There was lots of traffic going past the protest and numerous inquiries about what exactly it was about. Upon being told that it was about dead cats there were puzzled looks but not the guffawing or snorting that I thought such a demonstration would elicit, which was a small source of hope. In a moment of supreme irony a grinning police officer, one of six assigned to police the protest told a passing motorist that the demonstration was about a “humanitarian matter”. Hearing this word pass his lips was like listening to Hannibal Lector talk about vegetarianism.
And on the subject of humanitarianism, sort of, the standard response to any appeal to stop animal cruelty and promote animal welfare is that Egypt must sort out the rights of humans before it can address those of animals, as if the two things are mutually contradictory, or as if animals are competing with humans for resources. Even to bundle animals and humans together seems inconsistent when many of the people who make this argument regard humans as a higher species and animals as their inferior slaves/food/objects.

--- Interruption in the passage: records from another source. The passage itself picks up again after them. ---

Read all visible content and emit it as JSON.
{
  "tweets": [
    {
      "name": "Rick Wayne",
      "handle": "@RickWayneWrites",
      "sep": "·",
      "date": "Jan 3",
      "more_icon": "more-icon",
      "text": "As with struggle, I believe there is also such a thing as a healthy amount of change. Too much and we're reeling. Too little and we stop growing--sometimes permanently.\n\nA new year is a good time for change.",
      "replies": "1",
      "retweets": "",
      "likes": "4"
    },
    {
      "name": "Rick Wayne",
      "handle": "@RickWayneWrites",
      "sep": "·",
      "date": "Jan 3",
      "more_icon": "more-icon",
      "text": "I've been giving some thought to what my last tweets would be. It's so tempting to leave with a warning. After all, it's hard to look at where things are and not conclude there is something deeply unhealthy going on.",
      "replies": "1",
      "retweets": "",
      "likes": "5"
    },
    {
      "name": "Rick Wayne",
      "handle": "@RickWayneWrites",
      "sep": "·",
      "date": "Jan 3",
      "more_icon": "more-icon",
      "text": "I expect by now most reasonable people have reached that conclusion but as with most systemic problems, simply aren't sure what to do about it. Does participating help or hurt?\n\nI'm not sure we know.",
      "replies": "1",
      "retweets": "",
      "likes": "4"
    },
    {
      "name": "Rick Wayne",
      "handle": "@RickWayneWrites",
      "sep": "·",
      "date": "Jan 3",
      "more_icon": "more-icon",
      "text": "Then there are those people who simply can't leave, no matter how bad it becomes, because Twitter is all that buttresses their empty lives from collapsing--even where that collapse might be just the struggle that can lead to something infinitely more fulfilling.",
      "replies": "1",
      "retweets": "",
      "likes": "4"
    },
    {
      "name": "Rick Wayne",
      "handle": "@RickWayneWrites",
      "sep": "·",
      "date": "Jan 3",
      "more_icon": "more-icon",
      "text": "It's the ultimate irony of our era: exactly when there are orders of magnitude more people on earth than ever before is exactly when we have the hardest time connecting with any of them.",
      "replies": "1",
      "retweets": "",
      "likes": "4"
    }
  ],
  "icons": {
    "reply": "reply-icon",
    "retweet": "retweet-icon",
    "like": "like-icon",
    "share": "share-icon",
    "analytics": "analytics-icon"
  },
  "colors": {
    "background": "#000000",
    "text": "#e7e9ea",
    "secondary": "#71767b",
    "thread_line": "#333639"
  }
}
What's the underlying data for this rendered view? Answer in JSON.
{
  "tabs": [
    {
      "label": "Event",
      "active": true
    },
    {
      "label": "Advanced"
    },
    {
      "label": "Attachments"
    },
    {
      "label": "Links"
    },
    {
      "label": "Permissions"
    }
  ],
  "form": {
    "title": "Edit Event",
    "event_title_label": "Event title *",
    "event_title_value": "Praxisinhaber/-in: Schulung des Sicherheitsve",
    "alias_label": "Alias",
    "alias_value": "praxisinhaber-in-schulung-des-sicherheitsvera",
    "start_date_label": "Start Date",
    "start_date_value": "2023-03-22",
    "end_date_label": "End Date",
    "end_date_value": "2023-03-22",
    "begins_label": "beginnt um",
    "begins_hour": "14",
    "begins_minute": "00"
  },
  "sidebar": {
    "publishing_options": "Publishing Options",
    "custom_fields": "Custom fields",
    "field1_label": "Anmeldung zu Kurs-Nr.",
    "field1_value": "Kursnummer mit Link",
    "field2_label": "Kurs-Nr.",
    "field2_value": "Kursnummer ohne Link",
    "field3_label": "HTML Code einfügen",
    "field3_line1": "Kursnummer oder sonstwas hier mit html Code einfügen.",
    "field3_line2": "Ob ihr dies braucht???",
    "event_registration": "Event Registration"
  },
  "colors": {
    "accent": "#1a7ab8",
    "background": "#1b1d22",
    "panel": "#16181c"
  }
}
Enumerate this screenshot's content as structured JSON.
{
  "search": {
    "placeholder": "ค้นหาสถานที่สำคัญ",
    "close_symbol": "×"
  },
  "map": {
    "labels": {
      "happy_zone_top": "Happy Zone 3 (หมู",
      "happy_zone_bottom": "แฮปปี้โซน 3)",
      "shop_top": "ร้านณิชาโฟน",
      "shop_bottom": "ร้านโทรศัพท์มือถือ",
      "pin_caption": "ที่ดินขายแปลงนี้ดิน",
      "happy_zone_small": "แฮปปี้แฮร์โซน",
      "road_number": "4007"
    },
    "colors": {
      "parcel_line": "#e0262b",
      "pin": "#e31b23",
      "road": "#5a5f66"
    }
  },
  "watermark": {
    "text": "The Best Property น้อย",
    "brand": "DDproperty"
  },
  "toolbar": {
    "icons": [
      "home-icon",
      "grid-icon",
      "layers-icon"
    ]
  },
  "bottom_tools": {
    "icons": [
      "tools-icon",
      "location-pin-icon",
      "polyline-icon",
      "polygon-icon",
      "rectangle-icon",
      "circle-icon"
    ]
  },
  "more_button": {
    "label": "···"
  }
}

In practical terms animal welfare in Egypt could greatly (and easily) be improved through a comprehensive TNR (trap, neuter, release) programme in cities, criminalisation of animal cruelty and government/volunteer monitoring of animal shelters and pet shops. Anything state run in Egypt is vulnerable to corruption (inspectors can be bought off, for example) but there exist a bunch of animal enthusiasts who keep a close eye on such goings on. Unfortunately however the animal activist scene in Egypt is riven with in-fighting and clashes.
It is my dream that an inspection team of truly independent experts/vets be established with powers to order the closure of shelters or veterinary practices that abuse animals as well as e.g. confiscate neglected working horses and donkeys. The Egyptian Constitution obligates the state to guarantee the welfare of animals (amongst the other rights and obligations it lists which exist only on paper, or in politicians’ mouths). Even the fact that the constitution acknowledges this is progress, and a group of activists are currently drafting an animal rights law which they will present to parliament once it convenes.
Any approach in Egypt that relies on compassion will not work. People poison rats do they not, and nobody kicks up a fuss about that. (They also kill hundreds of humans in one day and there wasn’t much objection to that, either). Cats are viewed as disease spreading nuisances, just like rodents. The argument for the GSC situation should be that poisoning simply doesn’t work. A respectable animal protection group should be put in charge of TNR in the Club with zero interference from the administration. As someone pointed out in a FB group, members who like to feed the animals should be encouraged to do so in designated areas far away from places where people eat (the cats were apparently poisoned following complaints by members that the cats disturb them begging for food). Cats should also not be handled so that they remain frightened and suspicious of humans and do not approach them (thereby lessening chances of their being regarded as a “pest”).
In Egypt though, as the past three years have shown, the people who really care, and who really understand, are usually ignored by those in charge following the rule that shit always rises to the top. Judging from the stories going around about the administration, the GSC seems to be a microcosm of the Egyptian state in that regard. Ultimately what is needed is a long term education campaign, similar to the campaign against sexual harassment (which played a big role in the passing of a law against sexual harassment and the beginning of a change in attitudes to the problem). It doesn’t cost anything to be kind, and to refrain from exerting energy to torture an animal. Until the law makes cruelty an offence, and until some of the (often repeated) suggestions listed here become a reality, animal welfare will unfortunately be at the mercy of human conscience – of which there is very little going around these days.
* I cannot resist wordplay, and I am in no way taking away from the seriousness of this issue which I hope you have realised keeps me awake at night.